Exercise requirements:
Output the full set of records exactly.

Records for the exercise:

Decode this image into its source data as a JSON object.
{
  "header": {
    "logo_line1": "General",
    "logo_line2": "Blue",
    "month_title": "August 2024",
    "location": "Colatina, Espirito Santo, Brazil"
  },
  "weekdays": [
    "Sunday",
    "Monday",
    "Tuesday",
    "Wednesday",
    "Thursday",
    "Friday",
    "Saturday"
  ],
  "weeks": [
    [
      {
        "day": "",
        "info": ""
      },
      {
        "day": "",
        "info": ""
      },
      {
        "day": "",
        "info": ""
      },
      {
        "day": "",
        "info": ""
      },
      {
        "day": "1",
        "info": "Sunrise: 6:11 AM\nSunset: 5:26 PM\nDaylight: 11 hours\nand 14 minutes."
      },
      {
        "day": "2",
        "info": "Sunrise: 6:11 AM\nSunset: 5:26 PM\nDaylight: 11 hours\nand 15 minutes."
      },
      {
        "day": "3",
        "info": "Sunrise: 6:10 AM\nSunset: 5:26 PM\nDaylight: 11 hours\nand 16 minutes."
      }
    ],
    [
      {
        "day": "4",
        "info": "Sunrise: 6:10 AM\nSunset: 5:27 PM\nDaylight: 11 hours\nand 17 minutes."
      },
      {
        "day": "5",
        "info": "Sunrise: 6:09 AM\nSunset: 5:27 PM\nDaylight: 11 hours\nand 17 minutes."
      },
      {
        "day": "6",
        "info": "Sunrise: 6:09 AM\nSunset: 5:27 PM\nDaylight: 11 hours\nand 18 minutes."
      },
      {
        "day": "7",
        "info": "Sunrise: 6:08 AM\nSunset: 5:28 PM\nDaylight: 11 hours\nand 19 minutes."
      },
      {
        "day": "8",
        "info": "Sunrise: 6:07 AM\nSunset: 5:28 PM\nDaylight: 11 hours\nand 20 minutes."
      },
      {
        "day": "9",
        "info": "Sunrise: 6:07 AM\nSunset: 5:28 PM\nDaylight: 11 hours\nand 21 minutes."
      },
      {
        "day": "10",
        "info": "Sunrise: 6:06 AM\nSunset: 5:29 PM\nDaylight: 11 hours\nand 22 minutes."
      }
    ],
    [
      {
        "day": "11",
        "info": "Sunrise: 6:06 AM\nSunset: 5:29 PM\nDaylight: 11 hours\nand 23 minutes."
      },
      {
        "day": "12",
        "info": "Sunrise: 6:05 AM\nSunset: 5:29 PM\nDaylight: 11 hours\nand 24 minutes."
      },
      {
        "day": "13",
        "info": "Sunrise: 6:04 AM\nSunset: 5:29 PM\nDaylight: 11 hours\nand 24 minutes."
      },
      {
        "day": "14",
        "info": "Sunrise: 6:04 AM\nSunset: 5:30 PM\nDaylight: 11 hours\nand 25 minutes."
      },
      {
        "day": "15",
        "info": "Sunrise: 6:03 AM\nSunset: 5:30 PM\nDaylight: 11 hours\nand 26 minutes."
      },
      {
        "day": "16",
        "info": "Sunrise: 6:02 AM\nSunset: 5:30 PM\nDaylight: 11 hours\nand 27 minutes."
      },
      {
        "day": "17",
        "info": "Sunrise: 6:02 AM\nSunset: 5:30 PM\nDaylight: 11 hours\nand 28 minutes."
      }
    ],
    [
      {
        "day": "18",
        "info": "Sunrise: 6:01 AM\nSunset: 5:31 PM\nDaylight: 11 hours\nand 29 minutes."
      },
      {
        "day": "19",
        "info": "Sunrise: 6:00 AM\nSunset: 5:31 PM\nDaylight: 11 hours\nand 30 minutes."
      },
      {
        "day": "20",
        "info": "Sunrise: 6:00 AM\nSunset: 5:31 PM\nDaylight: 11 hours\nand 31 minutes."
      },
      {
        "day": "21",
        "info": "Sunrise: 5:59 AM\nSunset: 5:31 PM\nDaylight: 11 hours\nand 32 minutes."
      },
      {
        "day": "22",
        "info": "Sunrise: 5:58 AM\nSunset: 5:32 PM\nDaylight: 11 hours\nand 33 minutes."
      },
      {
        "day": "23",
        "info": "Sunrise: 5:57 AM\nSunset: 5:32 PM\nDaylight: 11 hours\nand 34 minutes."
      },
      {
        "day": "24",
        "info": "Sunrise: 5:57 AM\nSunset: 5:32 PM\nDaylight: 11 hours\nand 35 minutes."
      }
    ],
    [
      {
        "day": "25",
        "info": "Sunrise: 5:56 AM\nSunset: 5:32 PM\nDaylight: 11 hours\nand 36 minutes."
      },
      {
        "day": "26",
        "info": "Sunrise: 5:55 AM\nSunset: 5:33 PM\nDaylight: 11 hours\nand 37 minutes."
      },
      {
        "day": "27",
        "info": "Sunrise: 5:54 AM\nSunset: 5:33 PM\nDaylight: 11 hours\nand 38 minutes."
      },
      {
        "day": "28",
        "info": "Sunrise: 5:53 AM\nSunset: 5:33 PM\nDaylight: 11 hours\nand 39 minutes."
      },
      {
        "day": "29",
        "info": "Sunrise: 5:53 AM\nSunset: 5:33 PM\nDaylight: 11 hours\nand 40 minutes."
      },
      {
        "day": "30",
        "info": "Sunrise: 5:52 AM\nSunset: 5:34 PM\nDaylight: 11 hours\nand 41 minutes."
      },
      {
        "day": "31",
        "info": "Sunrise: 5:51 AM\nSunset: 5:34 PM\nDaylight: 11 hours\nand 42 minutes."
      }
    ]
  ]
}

Task result:
Decode this image into its source data as a JSON object.
{
  "header": {
    "logo_line1": "General",
    "logo_line2": "Blue",
    "month_title": "August 2024",
    "location": "Colatina, Espirito Santo, Brazil"
  },
  "weekdays": [
    "Sunday",
    "Monday",
    "Tuesday",
    "Wednesday",
    "Thursday",
    "Friday",
    "Saturday"
  ],
  "weeks": [
    [
      {
        "day": "",
        "info": ""
      },
      {
        "day": "",
        "info": ""
      },
      {
        "day": "",
        "info": ""
      },
      {
        "day": "",
        "info": ""
      },
      {
        "day": "1",
        "info": "Sunrise: 6:11 AM\nSunset: 5:26 PM\nDaylight: 11 hours\nand 14 minutes."
      },
      {
        "day": "2",
        "info": "Sunrise: 6:11 AM\nSunset: 5:26 PM\nDaylight: 11 hours\nand 15 minutes."
      },
      {
        "day": "3",
        "info": "Sunrise: 6:10 AM\nSunset: 5:26 PM\nDaylight: 11 hours\nand 16 minutes."
      }
    ],
    [
      {
        "day": "4",
        "info": "Sunrise: 6:10 AM\nSunset: 5:27 PM\nDaylight: 11 hours\nand 17 minutes."
      },
      {
        "day": "5",
        "info": "Sunrise: 6:09 AM\nSunset: 5:27 PM\nDaylight: 11 hours\nand 17 minutes."
      },
      {
        "day": "6",
        "info": "Sunrise: 6:09 AM\nSunset: 5:27 PM\nDaylight: 11 hours\nand 18 minutes."
      },
      {
        "day": "7",
        "info": "Sunrise: 6:08 AM\nSunset: 5:28 PM\nDaylight: 11 hours\nand 19 minutes."
      },
      {
        "day": "8",
        "info": "Sunrise: 6:07 AM\nSunset: 5:28 PM\nDaylight: 11 hours\nand 20 minutes."
      },
      {
        "day": "9",
        "info": "Sunrise: 6:07 AM\nSunset: 5:28 PM\nDaylight: 11 hours\nand 21 minutes."
      },
      {
        "day": "10",
        "info": "Sunrise: 6:06 AM\nSunset: 5:29 PM\nDaylight: 11 hours\nand 22 minutes."
      }
    ],
    [
      {
        "day": "11",
        "info": "Sunrise: 6:06 AM\nSunset: 5:29 PM\nDaylight: 11 hours\nand 23 minutes."
      },
      {
        "day": "12",
        "info": "Sunrise: 6:05 AM\nSunset: 5:29 PM\nDaylight: 11 hours\nand 24 minutes."
      },
      {
        "day": "13",
        "info": "Sunrise: 6:04 AM\nSunset: 5:29 PM\nDaylight: 11 hours\nand 24 minutes."
      },
      {
        "day": "14",
        "info": "Sunrise: 6:04 AM\nSunset: 5:30 PM\nDaylight: 11 hours\nand 25 minutes."
      },
      {
        "day": "15",
        "info": "Sunrise: 6:03 AM\nSunset: 5:30 PM\nDaylight: 11 hours\nand 26 minutes."
      },
      {
        "day": "16",
        "info": "Sunrise: 6:02 AM\nSunset: 5:30 PM\nDaylight: 11 hours\nand 27 minutes."
      },
      {
        "day": "17",
        "info": "Sunrise: 6:02 AM\nSunset: 5:30 PM\nDaylight: 11 hours\nand 28 minutes."
      }
    ],
    [
      {
        "day": "18",
        "info": "Sunrise: 6:01 AM\nSunset: 5:31 PM\nDaylight: 11 hours\nand 29 minutes."
      },
      {
        "day": "19",
        "info": "Sunrise: 6:00 AM\nSunset: 5:31 PM\nDaylight: 11 hours\nand 30 minutes."
      },
      {
        "day": "20",
        "info": "Sunrise: 6:00 AM\nSunset: 5:31 PM\nDaylight: 11 hours\nand 31 minutes."
      },
      {
        "day": "21",
        "info": "Sunrise: 5:59 AM\nSunset: 5:31 PM\nDaylight: 11 hours\nand 32 minutes."
      },
      {
        "day": "22",
        "info": "Sunrise: 5:58 AM\nSunset: 5:32 PM\nDaylight: 11 hours\nand 33 minutes."
      },
      {
        "day": "23",
        "info": "Sunrise: 5:57 AM\nSunset: 5:32 PM\nDaylight: 11 hours\nand 34 minutes."
      },
      {
        "day": "24",
        "info": "Sunrise: 5:57 AM\nSunset: 5:32 PM\nDaylight: 11 hours\nand 35 minutes."
      }
    ],
    [
      {
        "day": "25",
        "info": "Sunrise: 5:56 AM\nSunset: 5:32 PM\nDaylight: 11 hours\nand 36 minutes."
      },
      {
        "day": "26",
        "info": "Sunrise: 5:55 AM\nSunset: 5:33 PM\nDaylight: 11 hours\nand 37 minutes."
      },
      {
        "day": "27",
        "info": "Sunrise: 5:54 AM\nSunset: 5:33 PM\nDaylight: 11 hours\nand 38 minutes."
      },
      {
        "day": "28",
        "info": "Sunrise: 5:53 AM\nSunset: 5:33 PM\nDaylight: 11 hours\nand 39 minutes."
      },
      {
        "day": "29",
        "info": "Sunrise: 5:53 AM\nSunset: 5:33 PM\nDaylight: 11 hours\nand 40 minutes."
      },
      {
        "day": "30",
        "info": "Sunrise: 5:52 AM\nSunset: 5:34 PM\nDaylight: 11 hours\nand 41 minutes."
      },
      {
        "day": "31",
        "info": "Sunrise: 5:51 AM\nSunset: 5:34 PM\nDaylight: 11 hours\nand 42 minutes."
      }
    ]
  ]
}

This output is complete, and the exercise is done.